*** Opening of Information given ***
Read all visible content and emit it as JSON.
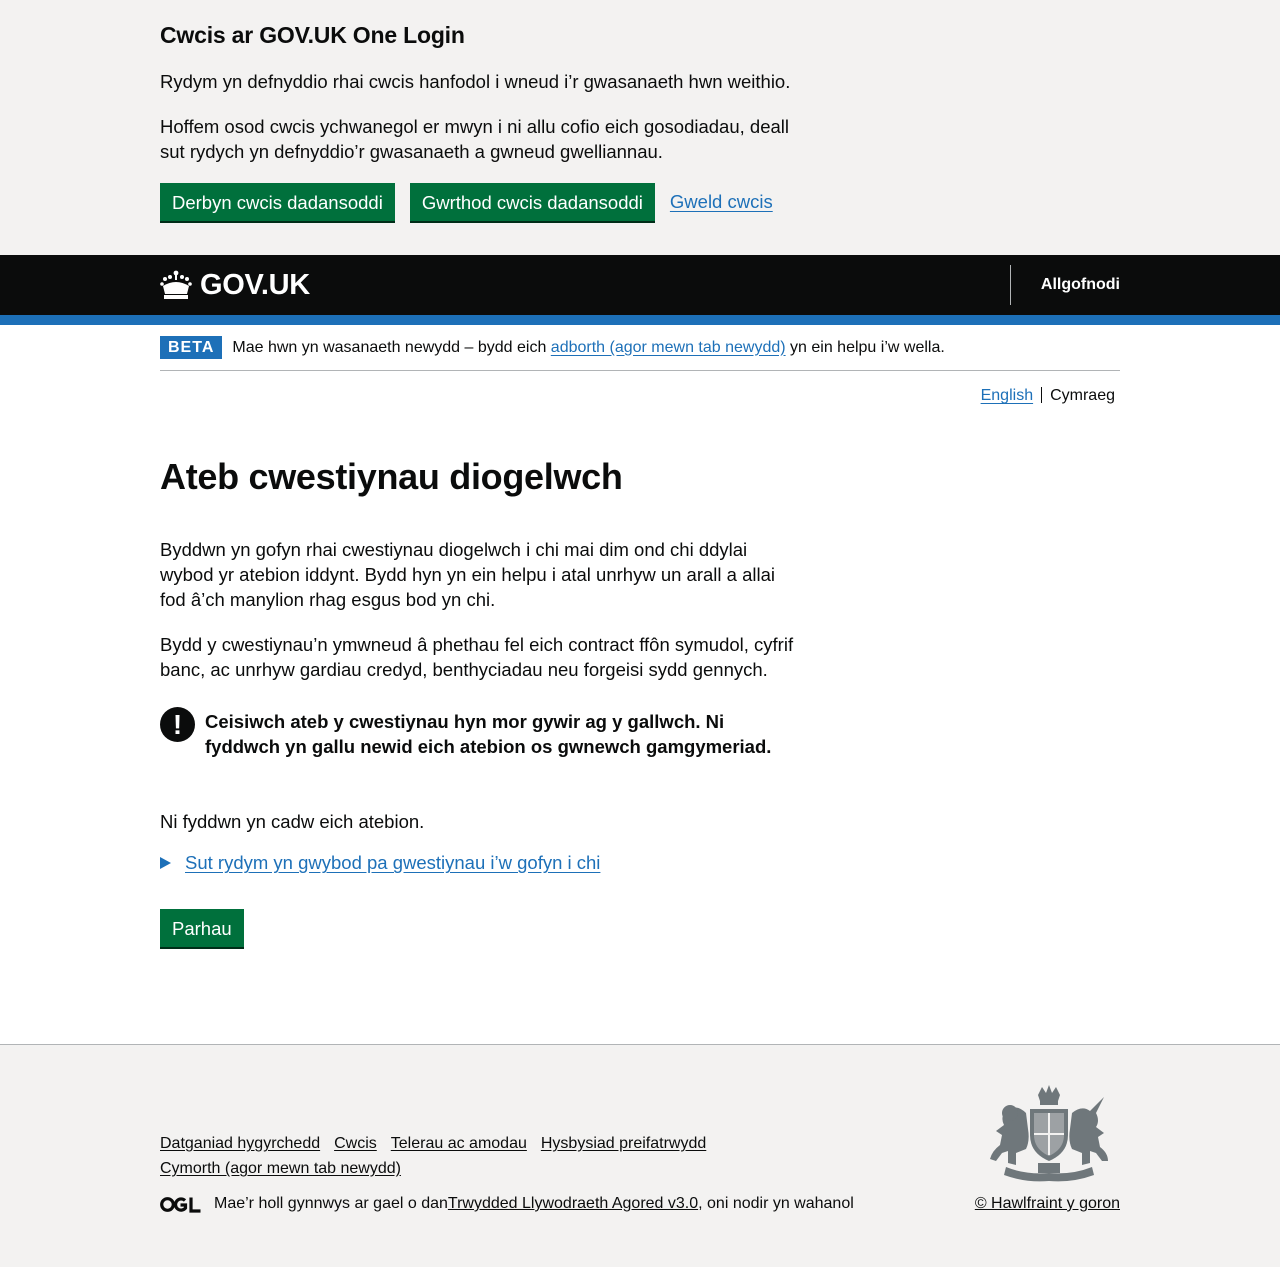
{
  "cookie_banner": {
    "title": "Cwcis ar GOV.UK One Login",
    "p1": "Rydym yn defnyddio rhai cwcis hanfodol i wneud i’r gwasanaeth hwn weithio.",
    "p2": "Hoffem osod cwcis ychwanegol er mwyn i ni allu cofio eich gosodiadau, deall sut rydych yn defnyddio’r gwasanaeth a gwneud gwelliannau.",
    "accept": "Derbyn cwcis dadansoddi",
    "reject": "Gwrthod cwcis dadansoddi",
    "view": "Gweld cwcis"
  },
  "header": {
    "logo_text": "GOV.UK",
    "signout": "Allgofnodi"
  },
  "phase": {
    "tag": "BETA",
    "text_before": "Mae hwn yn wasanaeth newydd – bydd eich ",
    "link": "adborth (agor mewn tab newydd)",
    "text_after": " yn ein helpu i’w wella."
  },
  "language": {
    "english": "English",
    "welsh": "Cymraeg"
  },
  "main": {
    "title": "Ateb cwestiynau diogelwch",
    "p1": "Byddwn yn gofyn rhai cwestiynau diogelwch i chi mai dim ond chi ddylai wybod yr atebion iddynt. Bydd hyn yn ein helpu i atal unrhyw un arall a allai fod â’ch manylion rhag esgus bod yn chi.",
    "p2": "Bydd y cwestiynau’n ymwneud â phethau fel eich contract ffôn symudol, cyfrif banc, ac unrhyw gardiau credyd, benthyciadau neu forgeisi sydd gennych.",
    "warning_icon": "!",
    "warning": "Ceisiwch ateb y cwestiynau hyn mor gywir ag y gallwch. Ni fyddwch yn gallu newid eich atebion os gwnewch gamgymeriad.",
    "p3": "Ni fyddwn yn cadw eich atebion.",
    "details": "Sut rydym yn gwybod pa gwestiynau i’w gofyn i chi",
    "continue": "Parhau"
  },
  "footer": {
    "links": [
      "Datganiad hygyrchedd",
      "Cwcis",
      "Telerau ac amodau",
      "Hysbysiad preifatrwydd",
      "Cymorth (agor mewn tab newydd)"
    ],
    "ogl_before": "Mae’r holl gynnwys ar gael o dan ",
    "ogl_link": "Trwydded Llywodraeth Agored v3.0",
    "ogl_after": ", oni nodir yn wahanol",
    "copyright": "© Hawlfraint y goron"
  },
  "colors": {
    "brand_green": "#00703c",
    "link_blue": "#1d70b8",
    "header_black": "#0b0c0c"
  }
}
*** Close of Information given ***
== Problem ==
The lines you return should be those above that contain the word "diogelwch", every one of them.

== Solution below ==
    "title": "Ateb cwestiynau diogelwch",
    "p1": "Byddwn yn gofyn rhai cwestiynau diogelwch i chi mai dim ond chi ddylai wybod yr atebion iddynt. Bydd hyn yn ein helpu i atal unrhyw un arall a allai fod â’ch manylion rhag esgus bod yn chi.",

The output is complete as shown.